A Day Late….A Message from Ms. Skokan

I have the following communication from Kim Skokan, owner of KK Temptations, regarding Saturday’s protest. She had send me the information about the protest over a week ago. Because of all the other articles, I felt publishing that part was overkill. However, her gracious response should be published. I was remiss in not doing it on Friday:

We are saddened to hear that a protest will occur on what has generally been known to be one of the most successful community events of the year.

Old Town Manassas has many devoted merchants who are struggling in this tough economy; this jubilee could have been a profitable event for them; however this protest will detract from all of their efforts and hard work. For this specific reason we delayed our October 1 Grand Opening. I would urge the groups who are participating in this Peaceful protest to consider rescheduling to another day in order to not hurt the local merchants who count on this revenue for their business. I have to wonder, what the real intention is that they picked this date? If you ask me it doesn’t show their support for the community or its economic growth.

Kimberly Skokan

An Interview with Newly Retired Justice John Paul Stevens

There is a fascinating interview with newly retired Justice Stevens on the  NPR site.  Stevens is an active 90 year old who plays tennis several times a week and who spent 35 years on the Supreme Court.  Today was the official first day of retirement since the current Supreme Court recess was over.  Stevens was appointed by President Gerald Ford. 

The interview includes the scope of Steven’s life experiences, where he sits watching Babe Ruth hit a homer during the 1932 World Series against the Cubs  to his throwing out the first pitch of a Cubs game when he was 85 years old. 

From the NPR interview:


A Fundamental Dispute

Stevens and Scalia have gone at each other on many subjects, but their core disagreement is over Scalia’s espousal of originalism — the idea that the Founding Fathers intended the Constitution to mean only what it meant at the time of enactment, no more and no less. Or, as Scalia puts it, “the Constitution that I interpret and apply is not living, but dead.”
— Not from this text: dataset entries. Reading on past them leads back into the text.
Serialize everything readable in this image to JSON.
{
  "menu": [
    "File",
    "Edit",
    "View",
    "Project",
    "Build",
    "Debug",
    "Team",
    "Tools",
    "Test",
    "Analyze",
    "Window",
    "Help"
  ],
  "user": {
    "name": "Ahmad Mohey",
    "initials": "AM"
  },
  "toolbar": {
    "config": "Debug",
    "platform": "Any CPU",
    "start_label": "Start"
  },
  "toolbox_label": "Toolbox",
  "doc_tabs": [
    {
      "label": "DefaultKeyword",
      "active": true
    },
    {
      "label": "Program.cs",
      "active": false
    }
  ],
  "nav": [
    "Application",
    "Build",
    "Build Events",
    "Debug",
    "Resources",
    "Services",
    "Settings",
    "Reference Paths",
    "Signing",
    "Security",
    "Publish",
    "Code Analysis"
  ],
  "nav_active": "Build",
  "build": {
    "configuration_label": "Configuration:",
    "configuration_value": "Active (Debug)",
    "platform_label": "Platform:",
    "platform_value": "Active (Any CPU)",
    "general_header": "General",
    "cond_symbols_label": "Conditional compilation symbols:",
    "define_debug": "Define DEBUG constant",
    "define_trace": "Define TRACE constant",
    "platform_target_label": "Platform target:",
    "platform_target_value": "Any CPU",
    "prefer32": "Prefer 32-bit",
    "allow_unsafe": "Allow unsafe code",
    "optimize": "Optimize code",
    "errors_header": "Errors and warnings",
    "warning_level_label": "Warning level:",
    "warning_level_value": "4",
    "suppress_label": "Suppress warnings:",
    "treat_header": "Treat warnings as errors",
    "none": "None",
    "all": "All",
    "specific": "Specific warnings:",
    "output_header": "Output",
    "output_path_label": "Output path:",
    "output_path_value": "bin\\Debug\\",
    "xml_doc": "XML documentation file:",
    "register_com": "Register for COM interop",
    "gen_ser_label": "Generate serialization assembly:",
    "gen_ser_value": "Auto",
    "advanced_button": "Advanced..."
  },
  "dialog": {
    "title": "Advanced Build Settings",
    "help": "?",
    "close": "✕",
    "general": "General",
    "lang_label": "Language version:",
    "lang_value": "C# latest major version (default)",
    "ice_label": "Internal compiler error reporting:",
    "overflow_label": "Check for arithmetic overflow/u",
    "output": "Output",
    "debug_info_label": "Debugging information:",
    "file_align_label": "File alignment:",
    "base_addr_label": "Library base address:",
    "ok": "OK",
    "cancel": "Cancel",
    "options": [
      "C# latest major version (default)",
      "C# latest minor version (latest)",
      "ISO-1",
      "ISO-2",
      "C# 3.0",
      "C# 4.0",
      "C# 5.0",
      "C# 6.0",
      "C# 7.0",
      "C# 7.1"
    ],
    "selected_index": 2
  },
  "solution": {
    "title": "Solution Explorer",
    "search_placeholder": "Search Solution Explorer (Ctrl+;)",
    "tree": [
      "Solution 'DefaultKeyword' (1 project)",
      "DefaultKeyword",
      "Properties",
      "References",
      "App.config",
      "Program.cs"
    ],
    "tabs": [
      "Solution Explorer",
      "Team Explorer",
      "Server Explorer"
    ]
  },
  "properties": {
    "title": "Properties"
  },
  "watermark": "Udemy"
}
Stevens disagrees. “To suggest that the law is static is quite wrong,” he says. Stevens argues that “the whole purpose was to form a more perfect union, not something that’s perfect when we started. We designed a system of government that would contemplate a change and progress.”

This clash of views is exemplified in a 1990 opinion Stevens wrote, which invalidated the Illinois patronage system as a violation of employees’ First Amendment rights to freedom of association.

Stevens notes that when he first encountered the question, he thought the claim had no merit. After all, as Justice Scalia would subsequently observe, patronage existed at the time the republic was founded. But Stevens, upon examining the question, reached a conclusion exactly opposite of what he originally thought.